But we also thought about how politically active Hussman has become in lobbying for changes in the education system. His underwriting of merit pay in LR schools was an overtly political act and amounted to a direct purchase of public policy with his money. Is that different, somehow, than making a contribution to a candidate you hope will vote in manners you choose?
But, believe it or not, I decided I'd whipped that horse enough for the time being and decided to let the subject pass. Then came this note from a former Democrat-Gazette employee, who makes an observation on the matter I thought I'd pass along:
I just about choked on my Cheerios when I read that [article]. Walter Hussman's active involvement in the "merit pay" movement in Pulaski County, not to mention the test-the-kids-till-they-pass-out theory that was the business community's price for supporting the tax increase for education in the 03-04 special session, is a much larger potential conflict of interest than Warren Stephens making campaign contributions.
Noticeably absent from Dem-Gaz stories about merit pay and standardized testing have been prominent, or any, mentions of Hussman's role in this whole enterprise. Paul Barton's story reads like a Valentine to Hussman and is sorely lacking in some salient facts.

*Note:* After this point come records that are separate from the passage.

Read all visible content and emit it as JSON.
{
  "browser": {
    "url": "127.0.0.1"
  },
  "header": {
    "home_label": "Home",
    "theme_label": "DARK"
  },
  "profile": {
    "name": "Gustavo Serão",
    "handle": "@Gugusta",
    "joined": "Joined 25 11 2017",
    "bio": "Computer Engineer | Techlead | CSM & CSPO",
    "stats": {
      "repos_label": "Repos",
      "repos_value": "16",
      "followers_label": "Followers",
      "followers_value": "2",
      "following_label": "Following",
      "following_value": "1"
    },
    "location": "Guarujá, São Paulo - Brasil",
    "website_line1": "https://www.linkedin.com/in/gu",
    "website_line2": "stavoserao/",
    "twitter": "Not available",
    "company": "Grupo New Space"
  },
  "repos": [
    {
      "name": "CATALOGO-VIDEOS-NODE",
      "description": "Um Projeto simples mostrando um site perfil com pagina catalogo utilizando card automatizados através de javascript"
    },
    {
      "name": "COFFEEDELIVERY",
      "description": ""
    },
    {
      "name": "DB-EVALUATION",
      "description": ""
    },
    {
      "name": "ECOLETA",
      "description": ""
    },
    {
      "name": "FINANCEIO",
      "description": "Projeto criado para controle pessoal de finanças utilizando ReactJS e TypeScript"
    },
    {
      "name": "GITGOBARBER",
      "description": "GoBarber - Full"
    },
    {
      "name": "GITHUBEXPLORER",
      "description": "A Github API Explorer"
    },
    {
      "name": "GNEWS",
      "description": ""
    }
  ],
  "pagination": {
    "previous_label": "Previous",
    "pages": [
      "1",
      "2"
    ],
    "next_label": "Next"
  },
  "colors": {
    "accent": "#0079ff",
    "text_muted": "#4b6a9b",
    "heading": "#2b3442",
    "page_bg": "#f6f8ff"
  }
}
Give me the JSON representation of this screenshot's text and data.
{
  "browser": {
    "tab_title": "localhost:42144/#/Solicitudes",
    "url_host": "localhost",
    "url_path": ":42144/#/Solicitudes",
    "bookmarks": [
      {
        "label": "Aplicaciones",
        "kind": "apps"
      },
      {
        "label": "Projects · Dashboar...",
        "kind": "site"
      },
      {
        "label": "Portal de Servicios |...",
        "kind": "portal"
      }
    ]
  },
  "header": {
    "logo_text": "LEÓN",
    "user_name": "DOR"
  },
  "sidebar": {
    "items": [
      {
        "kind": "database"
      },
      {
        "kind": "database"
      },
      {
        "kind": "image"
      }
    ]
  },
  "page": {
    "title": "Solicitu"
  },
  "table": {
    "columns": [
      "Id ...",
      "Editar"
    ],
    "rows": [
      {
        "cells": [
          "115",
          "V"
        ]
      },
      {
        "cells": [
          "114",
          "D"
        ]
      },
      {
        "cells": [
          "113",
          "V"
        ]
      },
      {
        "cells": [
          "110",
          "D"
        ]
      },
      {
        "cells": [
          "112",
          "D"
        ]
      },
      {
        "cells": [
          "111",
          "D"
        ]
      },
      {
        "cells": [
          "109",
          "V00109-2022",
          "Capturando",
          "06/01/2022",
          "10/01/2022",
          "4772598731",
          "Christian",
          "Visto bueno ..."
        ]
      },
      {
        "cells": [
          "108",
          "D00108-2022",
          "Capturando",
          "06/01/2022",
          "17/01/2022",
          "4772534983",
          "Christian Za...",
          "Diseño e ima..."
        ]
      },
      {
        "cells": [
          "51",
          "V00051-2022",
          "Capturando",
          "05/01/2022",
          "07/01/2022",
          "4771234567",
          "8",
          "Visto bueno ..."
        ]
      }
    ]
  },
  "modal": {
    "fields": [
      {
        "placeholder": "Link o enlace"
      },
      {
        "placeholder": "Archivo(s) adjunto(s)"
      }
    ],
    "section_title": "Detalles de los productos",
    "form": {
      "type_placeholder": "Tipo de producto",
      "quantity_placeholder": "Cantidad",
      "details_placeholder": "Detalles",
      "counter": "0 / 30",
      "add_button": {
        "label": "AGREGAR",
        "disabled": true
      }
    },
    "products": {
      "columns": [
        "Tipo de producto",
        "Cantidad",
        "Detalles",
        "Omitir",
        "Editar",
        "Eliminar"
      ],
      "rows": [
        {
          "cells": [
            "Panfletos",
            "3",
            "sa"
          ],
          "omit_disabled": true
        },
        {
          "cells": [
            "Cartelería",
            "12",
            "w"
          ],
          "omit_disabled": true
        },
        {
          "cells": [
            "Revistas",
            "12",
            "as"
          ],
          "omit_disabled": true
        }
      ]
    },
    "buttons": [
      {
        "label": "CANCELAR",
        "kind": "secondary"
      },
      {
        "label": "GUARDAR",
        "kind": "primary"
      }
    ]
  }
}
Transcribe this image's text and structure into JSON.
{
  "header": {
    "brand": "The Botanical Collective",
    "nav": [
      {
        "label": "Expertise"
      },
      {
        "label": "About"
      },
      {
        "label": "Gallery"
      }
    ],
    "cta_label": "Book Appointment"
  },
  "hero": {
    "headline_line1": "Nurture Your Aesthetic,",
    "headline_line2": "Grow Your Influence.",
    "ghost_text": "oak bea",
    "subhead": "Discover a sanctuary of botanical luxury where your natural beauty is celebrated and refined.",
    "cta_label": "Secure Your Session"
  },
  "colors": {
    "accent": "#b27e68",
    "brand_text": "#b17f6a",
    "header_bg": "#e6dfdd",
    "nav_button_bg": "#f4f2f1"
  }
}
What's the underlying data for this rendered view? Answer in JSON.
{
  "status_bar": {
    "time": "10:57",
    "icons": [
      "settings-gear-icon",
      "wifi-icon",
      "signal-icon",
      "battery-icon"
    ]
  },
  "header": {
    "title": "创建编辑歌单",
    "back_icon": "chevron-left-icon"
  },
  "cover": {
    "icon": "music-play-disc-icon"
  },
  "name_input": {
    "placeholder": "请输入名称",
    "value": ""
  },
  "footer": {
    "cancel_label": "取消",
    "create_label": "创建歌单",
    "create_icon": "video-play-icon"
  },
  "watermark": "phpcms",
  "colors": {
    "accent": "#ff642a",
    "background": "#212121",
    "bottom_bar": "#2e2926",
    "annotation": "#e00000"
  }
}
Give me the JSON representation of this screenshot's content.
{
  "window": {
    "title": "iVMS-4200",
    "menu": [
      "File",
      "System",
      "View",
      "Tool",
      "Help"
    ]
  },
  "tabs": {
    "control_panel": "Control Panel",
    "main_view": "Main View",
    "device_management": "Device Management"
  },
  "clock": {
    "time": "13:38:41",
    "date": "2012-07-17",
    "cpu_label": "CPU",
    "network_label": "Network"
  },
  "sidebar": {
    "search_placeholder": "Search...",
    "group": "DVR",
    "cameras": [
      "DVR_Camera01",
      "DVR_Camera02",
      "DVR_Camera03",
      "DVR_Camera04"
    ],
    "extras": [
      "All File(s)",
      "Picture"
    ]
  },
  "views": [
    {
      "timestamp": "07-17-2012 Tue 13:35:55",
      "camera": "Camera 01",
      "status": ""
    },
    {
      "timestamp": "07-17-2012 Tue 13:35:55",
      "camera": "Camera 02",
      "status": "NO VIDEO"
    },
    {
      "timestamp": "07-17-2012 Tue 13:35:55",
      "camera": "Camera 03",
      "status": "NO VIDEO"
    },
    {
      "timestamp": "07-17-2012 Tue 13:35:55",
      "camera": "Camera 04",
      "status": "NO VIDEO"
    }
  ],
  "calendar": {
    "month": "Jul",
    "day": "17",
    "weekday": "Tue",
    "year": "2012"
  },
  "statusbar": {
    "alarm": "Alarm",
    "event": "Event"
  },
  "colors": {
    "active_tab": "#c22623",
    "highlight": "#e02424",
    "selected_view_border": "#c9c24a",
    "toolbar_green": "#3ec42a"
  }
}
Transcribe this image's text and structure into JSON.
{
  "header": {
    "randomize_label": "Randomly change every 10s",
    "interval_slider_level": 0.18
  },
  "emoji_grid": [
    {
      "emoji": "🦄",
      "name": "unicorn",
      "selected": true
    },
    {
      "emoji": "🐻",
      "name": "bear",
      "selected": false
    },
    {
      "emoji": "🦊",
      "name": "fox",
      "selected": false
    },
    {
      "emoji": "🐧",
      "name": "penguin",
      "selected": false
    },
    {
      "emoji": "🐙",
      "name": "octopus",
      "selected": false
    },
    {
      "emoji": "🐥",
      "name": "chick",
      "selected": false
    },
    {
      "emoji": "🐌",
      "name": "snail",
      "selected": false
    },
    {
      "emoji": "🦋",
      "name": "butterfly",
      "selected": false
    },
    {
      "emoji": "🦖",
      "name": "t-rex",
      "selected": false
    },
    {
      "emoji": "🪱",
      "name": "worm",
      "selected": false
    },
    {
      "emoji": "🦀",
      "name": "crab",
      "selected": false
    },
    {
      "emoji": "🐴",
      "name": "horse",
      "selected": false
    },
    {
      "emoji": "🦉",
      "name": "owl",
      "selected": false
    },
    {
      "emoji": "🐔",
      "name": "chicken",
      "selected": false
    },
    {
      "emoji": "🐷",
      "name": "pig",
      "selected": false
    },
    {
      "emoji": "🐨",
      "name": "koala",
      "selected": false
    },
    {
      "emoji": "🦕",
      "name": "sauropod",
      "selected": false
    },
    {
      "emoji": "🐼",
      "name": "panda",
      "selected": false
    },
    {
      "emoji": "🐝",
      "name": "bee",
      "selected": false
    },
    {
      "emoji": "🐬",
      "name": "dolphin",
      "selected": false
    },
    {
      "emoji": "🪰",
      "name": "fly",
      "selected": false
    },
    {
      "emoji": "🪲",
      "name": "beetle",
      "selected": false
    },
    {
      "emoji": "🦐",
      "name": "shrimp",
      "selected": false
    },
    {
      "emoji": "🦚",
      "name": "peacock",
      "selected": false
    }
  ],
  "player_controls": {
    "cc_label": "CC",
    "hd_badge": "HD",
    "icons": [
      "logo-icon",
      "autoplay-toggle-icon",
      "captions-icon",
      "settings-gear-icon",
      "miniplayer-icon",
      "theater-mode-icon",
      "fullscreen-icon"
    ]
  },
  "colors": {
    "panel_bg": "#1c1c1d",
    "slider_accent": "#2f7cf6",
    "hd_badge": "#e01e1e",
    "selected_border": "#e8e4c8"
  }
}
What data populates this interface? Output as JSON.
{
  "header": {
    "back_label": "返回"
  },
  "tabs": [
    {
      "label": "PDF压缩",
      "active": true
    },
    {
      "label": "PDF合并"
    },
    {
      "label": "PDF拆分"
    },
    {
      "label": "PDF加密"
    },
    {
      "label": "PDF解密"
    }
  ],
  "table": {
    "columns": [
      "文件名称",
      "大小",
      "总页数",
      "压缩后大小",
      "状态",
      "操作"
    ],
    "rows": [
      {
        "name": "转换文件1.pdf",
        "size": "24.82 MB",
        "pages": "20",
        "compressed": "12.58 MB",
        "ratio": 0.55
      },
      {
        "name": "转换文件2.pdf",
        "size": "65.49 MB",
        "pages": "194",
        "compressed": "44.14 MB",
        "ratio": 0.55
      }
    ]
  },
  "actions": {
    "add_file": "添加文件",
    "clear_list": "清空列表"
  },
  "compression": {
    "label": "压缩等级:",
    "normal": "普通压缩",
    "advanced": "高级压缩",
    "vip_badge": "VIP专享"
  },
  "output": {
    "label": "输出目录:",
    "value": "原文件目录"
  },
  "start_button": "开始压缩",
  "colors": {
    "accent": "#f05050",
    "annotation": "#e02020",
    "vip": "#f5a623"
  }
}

PS -- We did a quick database search and found Hussman's WEHCO Video company contributed $100 to Rep. Jerry Taylor a few years back. So his hands don't appear to be absolutely spotless. Somebody with time might look up people who've done lobbying for Hussman's interests over the years and see who THEY might have contributed to.